Only the pictures should be dropped; every line of the data must come back exactly as written.

Data provided Block Start

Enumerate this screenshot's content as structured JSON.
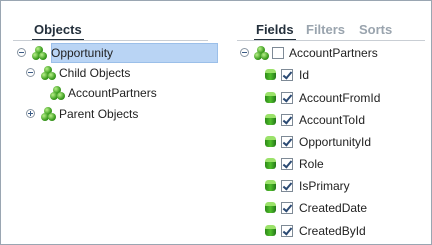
{
  "left": {
    "tabs": [
      {
        "label": "Objects",
        "active": true
      }
    ],
    "tree": [
      {
        "label": "Opportunity",
        "expander": "minus",
        "icon": "object-group-icon"
      },
      {
        "label": "Child Objects",
        "expander": "minus",
        "icon": "object-group-icon"
      },
      {
        "label": "AccountPartners",
        "expander": "none",
        "icon": "object-group-icon",
        "selected": true
      },
      {
        "label": "Parent Objects",
        "expander": "plus",
        "icon": "object-group-icon"
      }
    ]
  },
  "right": {
    "tabs": [
      {
        "label": "Fields",
        "active": true
      },
      {
        "label": "Filters",
        "active": false
      },
      {
        "label": "Sorts",
        "active": false
      }
    ],
    "root": {
      "label": "AccountPartners",
      "checked": false,
      "expander": "minus"
    },
    "fields": [
      {
        "label": "Id",
        "checked": true
      },
      {
        "label": "AccountFromId",
        "checked": true
      },
      {
        "label": "AccountToId",
        "checked": true
      },
      {
        "label": "OpportunityId",
        "checked": true
      },
      {
        "label": "Role",
        "checked": true
      },
      {
        "label": "IsPrimary",
        "checked": true
      },
      {
        "label": "CreatedDate",
        "checked": true
      },
      {
        "label": "CreatedById",
        "checked": true
      }
    ]
  },
  "colors": {
    "selection": "#b9d4f4",
    "tab_active": "#24303c",
    "tab_inactive": "#9aa4ae",
    "icon_green": "#3c9d1f"
  }
}
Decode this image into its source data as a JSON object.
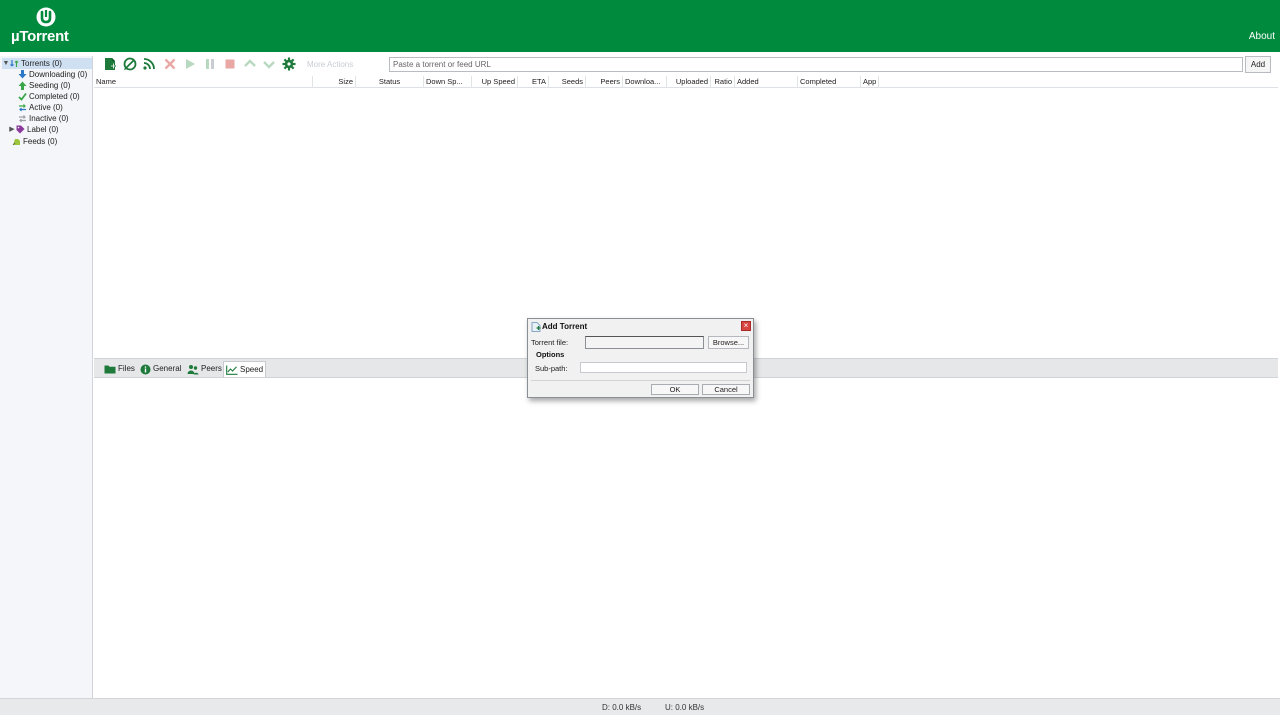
{
  "app": {
    "logo_text": "µTorrent",
    "about_label": "About"
  },
  "sidebar": {
    "items": [
      {
        "label": "Torrents (0)"
      },
      {
        "label": "Downloading (0)"
      },
      {
        "label": "Seeding (0)"
      },
      {
        "label": "Completed (0)"
      },
      {
        "label": "Active (0)"
      },
      {
        "label": "Inactive (0)"
      },
      {
        "label": "Label (0)"
      },
      {
        "label": "Feeds (0)"
      }
    ]
  },
  "toolbar": {
    "icons": [
      "add-torrent-icon",
      "add-url-icon",
      "add-rss-icon",
      "remove-icon",
      "start-icon",
      "pause-icon",
      "stop-icon",
      "move-up-icon",
      "move-down-icon",
      "settings-icon"
    ],
    "more_actions_label": "More Actions",
    "url_placeholder": "Paste a torrent or feed URL",
    "add_label": "Add"
  },
  "columns": [
    "Name",
    "Size",
    "Status",
    "Down Sp...",
    "Up Speed",
    "ETA",
    "Seeds",
    "Peers",
    "Downloa...",
    "Uploaded",
    "Ratio",
    "Added",
    "Completed",
    "App"
  ],
  "tabs": [
    {
      "label": "Files",
      "icon": "folder-icon"
    },
    {
      "label": "General",
      "icon": "info-icon"
    },
    {
      "label": "Peers",
      "icon": "peers-icon"
    },
    {
      "label": "Speed",
      "icon": "speed-chart-icon",
      "active": true
    }
  ],
  "status": {
    "down": "D: 0.0 kB/s",
    "up": "U: 0.0 kB/s"
  },
  "dialog": {
    "title": "Add Torrent",
    "close_glyph": "×",
    "torrent_file_label": "Torrent file:",
    "browse_label": "Browse...",
    "options_label": "Options",
    "subpath_label": "Sub-path:",
    "ok_label": "OK",
    "cancel_label": "Cancel"
  },
  "colors": {
    "brand_green": "#008a3e",
    "icon_green": "#1d7a3a"
  }
}
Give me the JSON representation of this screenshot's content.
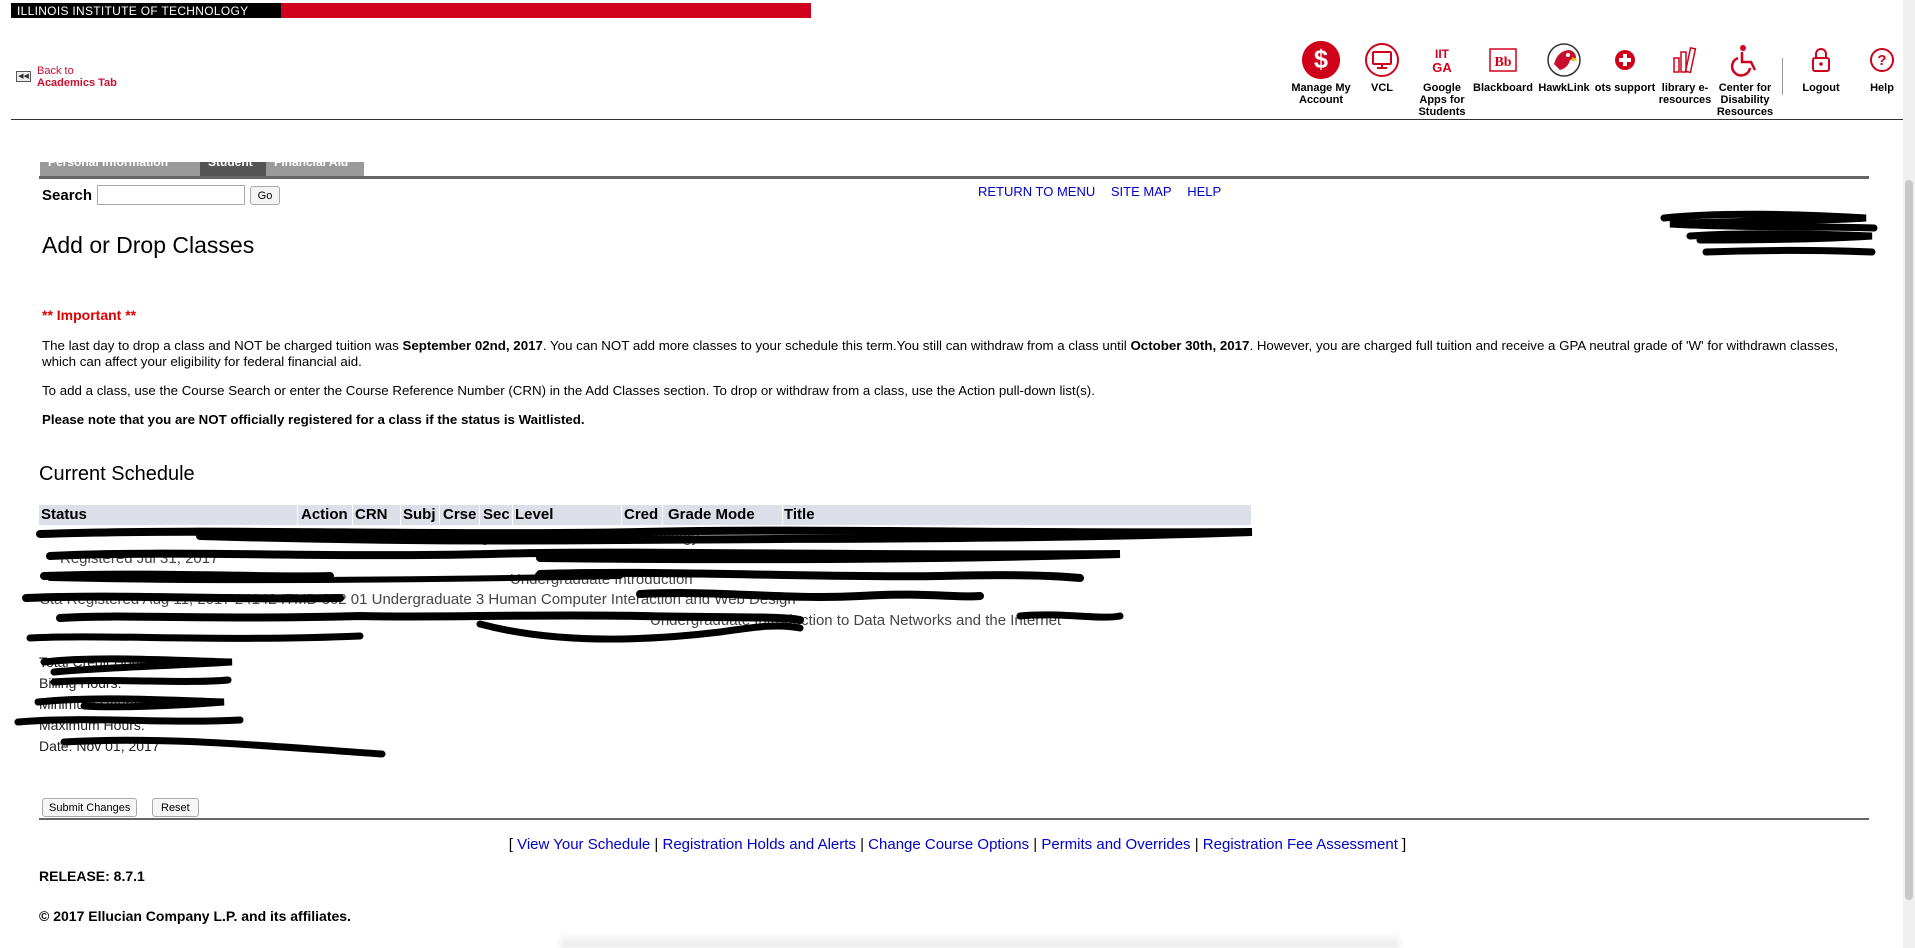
{
  "banner": {
    "label": "ILLINOIS INSTITUTE OF TECHNOLOGY"
  },
  "back_link": {
    "line1": "Back to",
    "line2": "Academics Tab"
  },
  "quick_links": [
    {
      "label": "Manage My Account",
      "icon": "dollar-icon"
    },
    {
      "label": "VCL",
      "icon": "monitor-icon"
    },
    {
      "label": "Google Apps for Students",
      "icon": "google-apps-icon"
    },
    {
      "label": "Blackboard",
      "icon": "blackboard-icon"
    },
    {
      "label": "HawkLink",
      "icon": "hawk-icon"
    },
    {
      "label": "ots support",
      "icon": "plus-icon"
    },
    {
      "label": "library e-resources",
      "icon": "books-icon"
    },
    {
      "label": "Center for Disability Resources",
      "icon": "wheelchair-icon"
    },
    {
      "label": "Logout",
      "icon": "lock-icon"
    },
    {
      "label": "Help",
      "icon": "question-icon"
    }
  ],
  "tabs": [
    "Personal Information",
    "Student",
    "Financial Aid"
  ],
  "search": {
    "label": "Search",
    "value": "",
    "go_label": "Go"
  },
  "top_links": [
    "RETURN TO MENU",
    "SITE MAP",
    "HELP"
  ],
  "page_title": "Add or Drop Classes",
  "important": {
    "heading": "** Important **",
    "p1_a": "The last day to drop a class and NOT be charged tuition was ",
    "p1_date1": "September 02nd, 2017",
    "p1_b": ". You can NOT add more classes to your schedule this term.You still can withdraw from a class until ",
    "p1_date2": "October 30th, 2017",
    "p1_c": ". However, you are charged full tuition and receive a GPA neutral grade of 'W' for withdrawn classes, which can affect your eligibility for federal financial aid.",
    "p2": "To add a class, use the Course Search or enter the Course Reference Number (CRN) in the Add Classes section. To drop or withdraw from a class, use the Action pull-down list(s).",
    "p3": "Please note that you are NOT officially registered for a class if the status is Waitlisted."
  },
  "schedule": {
    "title": "Current Schedule",
    "columns": [
      "Status",
      "Action",
      "CRN",
      "Subj",
      "Crse",
      "Sec",
      "Level",
      "Cred",
      "Grade Mode",
      "Title"
    ],
    "rows": [
      "Undergraduate  Information Technology",
      "Registered Jul 31, 2017",
      "Undergraduate  Introduction",
      "Sta  Registered Aug 11, 2017   24142 ITMD 362  01  Undergraduate 3  Human Computer Interaction and Web Design",
      "Undergraduate  Introduction to Data Networks and the Internet"
    ],
    "summary": [
      "Total Credit Hours:",
      "Billing Hours:",
      "Minimum Hours:",
      "Maximum Hours:",
      "Date:  Nov 01, 2017"
    ]
  },
  "buttons": {
    "submit": "Submit Changes",
    "reset": "Reset"
  },
  "footer_links": [
    "View Your Schedule",
    "Registration Holds and Alerts",
    "Change Course Options",
    "Permits and Overrides",
    "Registration Fee Assessment"
  ],
  "release": "RELEASE: 8.7.1",
  "copyright": "© 2017 Ellucian Company L.P. and its affiliates.",
  "colors": {
    "brand_red": "#d0021b",
    "link_blue": "#0000cc",
    "important_red": "#e00000",
    "header_bg": "#dcdee8"
  }
}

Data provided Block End

Exercise response:
Enumerate this screenshot's content as structured JSON.
{
  "left": {
    "tabs": [
      {
        "label": "Objects",
        "active": true
      }
    ],
    "tree": [
      {
        "label": "Opportunity",
        "expander": "minus",
        "icon": "object-group-icon"
      },
      {
        "label": "Child Objects",
        "expander": "minus",
        "icon": "object-group-icon"
      },
      {
        "label": "AccountPartners",
        "expander": "none",
        "icon": "object-group-icon",
        "selected": true
      },
      {
        "label": "Parent Objects",
        "expander": "plus",
        "icon": "object-group-icon"
      }
    ]
  },
  "right": {
    "tabs": [
      {
        "label": "Fields",
        "active": true
      },
      {
        "label": "Filters",
        "active": false
      },
      {
        "label": "Sorts",
        "active": false
      }
    ],
    "root": {
      "label": "AccountPartners",
      "checked": false,
      "expander": "minus"
    },
    "fields": [
      {
        "label": "Id",
        "checked": true
      },
      {
        "label": "AccountFromId",
        "checked": true
      },
      {
        "label": "AccountToId",
        "checked": true
      },
      {
        "label": "OpportunityId",
        "checked": true
      },
      {
        "label": "Role",
        "checked": true
      },
      {
        "label": "IsPrimary",
        "checked": true
      },
      {
        "label": "CreatedDate",
        "checked": true
      },
      {
        "label": "CreatedById",
        "checked": true
      }
    ]
  },
  "colors": {
    "selection": "#b9d4f4",
    "tab_active": "#24303c",
    "tab_inactive": "#9aa4ae",
    "icon_green": "#3c9d1f"
  }
}
Decode this image into its source data as a JSON object.
{
  "app": {
    "logo_text": "µTorrent",
    "about_label": "About"
  },
  "sidebar": {
    "items": [
      {
        "label": "Torrents (0)"
      },
      {
        "label": "Downloading (0)"
      },
      {
        "label": "Seeding (0)"
      },
      {
        "label": "Completed (0)"
      },
      {
        "label": "Active (0)"
      },
      {
        "label": "Inactive (0)"
      },
      {
        "label": "Label (0)"
      },
      {
        "label": "Feeds (0)"
      }
    ]
  },
  "toolbar": {
    "icons": [
      "add-torrent-icon",
      "add-url-icon",
      "add-rss-icon",
      "remove-icon",
      "start-icon",
      "pause-icon",
      "stop-icon",
      "move-up-icon",
      "move-down-icon",
      "settings-icon"
    ],
    "more_actions_label": "More Actions",
    "url_placeholder": "Paste a torrent or feed URL",
    "add_label": "Add"
  },
  "columns": [
    "Name",
    "Size",
    "Status",
    "Down Sp...",
    "Up Speed",
    "ETA",
    "Seeds",
    "Peers",
    "Downloa...",
    "Uploaded",
    "Ratio",
    "Added",
    "Completed",
    "App"
  ],
  "tabs": [
    {
      "label": "Files",
      "icon": "folder-icon"
    },
    {
      "label": "General",
      "icon": "info-icon"
    },
    {
      "label": "Peers",
      "icon": "peers-icon"
    },
    {
      "label": "Speed",
      "icon": "speed-chart-icon",
      "active": true
    }
  ],
  "status": {
    "down": "D: 0.0 kB/s",
    "up": "U: 0.0 kB/s"
  },
  "dialog": {
    "title": "Add Torrent",
    "close_glyph": "×",
    "torrent_file_label": "Torrent file:",
    "browse_label": "Browse...",
    "options_label": "Options",
    "subpath_label": "Sub-path:",
    "ok_label": "OK",
    "cancel_label": "Cancel"
  },
  "colors": {
    "brand_green": "#008a3e",
    "icon_green": "#1d7a3a"
  }
}
Give me the JSON representation of this screenshot's content.
{
  "banner": {
    "label": "ILLINOIS INSTITUTE OF TECHNOLOGY"
  },
  "back_link": {
    "line1": "Back to",
    "line2": "Academics Tab"
  },
  "quick_links": [
    {
      "label": "Manage My Account",
      "icon": "dollar-icon"
    },
    {
      "label": "VCL",
      "icon": "monitor-icon"
    },
    {
      "label": "Google Apps for Students",
      "icon": "google-apps-icon"
    },
    {
      "label": "Blackboard",
      "icon": "blackboard-icon"
    },
    {
      "label": "HawkLink",
      "icon": "hawk-icon"
    },
    {
      "label": "ots support",
      "icon": "plus-icon"
    },
    {
      "label": "library e-resources",
      "icon": "books-icon"
    },
    {
      "label": "Center for Disability Resources",
      "icon": "wheelchair-icon"
    },
    {
      "label": "Logout",
      "icon": "lock-icon"
    },
    {
      "label": "Help",
      "icon": "question-icon"
    }
  ],
  "tabs": [
    "Personal Information",
    "Student",
    "Financial Aid"
  ],
  "search": {
    "label": "Search",
    "value": "",
    "go_label": "Go"
  },
  "top_links": [
    "RETURN TO MENU",
    "SITE MAP",
    "HELP"
  ],
  "page_title": "Add or Drop Classes",
  "important": {
    "heading": "** Important **",
    "p1_a": "The last day to drop a class and NOT be charged tuition was ",
    "p1_date1": "September 02nd, 2017",
    "p1_b": ". You can NOT add more classes to your schedule this term.You still can withdraw from a class until ",
    "p1_date2": "October 30th, 2017",
    "p1_c": ". However, you are charged full tuition and receive a GPA neutral grade of 'W' for withdrawn classes, which can affect your eligibility for federal financial aid.",
    "p2": "To add a class, use the Course Search or enter the Course Reference Number (CRN) in the Add Classes section. To drop or withdraw from a class, use the Action pull-down list(s).",
    "p3": "Please note that you are NOT officially registered for a class if the status is Waitlisted."
  },
  "schedule": {
    "title": "Current Schedule",
    "columns": [
      "Status",
      "Action",
      "CRN",
      "Subj",
      "Crse",
      "Sec",
      "Level",
      "Cred",
      "Grade Mode",
      "Title"
    ],
    "rows": [
      "Undergraduate  Information Technology",
      "Registered Jul 31, 2017",
      "Undergraduate  Introduction",
      "Sta  Registered Aug 11, 2017   24142 ITMD 362  01  Undergraduate 3  Human Computer Interaction and Web Design",
      "Undergraduate  Introduction to Data Networks and the Internet"
    ],
    "summary": [
      "Total Credit Hours:",
      "Billing Hours:",
      "Minimum Hours:",
      "Maximum Hours:",
      "Date:  Nov 01, 2017"
    ]
  },
  "buttons": {
    "submit": "Submit Changes",
    "reset": "Reset"
  },
  "footer_links": [
    "View Your Schedule",
    "Registration Holds and Alerts",
    "Change Course Options",
    "Permits and Overrides",
    "Registration Fee Assessment"
  ],
  "release": "RELEASE: 8.7.1",
  "copyright": "© 2017 Ellucian Company L.P. and its affiliates.",
  "colors": {
    "brand_red": "#d0021b",
    "link_blue": "#0000cc",
    "important_red": "#e00000",
    "header_bg": "#dcdee8"
  }
}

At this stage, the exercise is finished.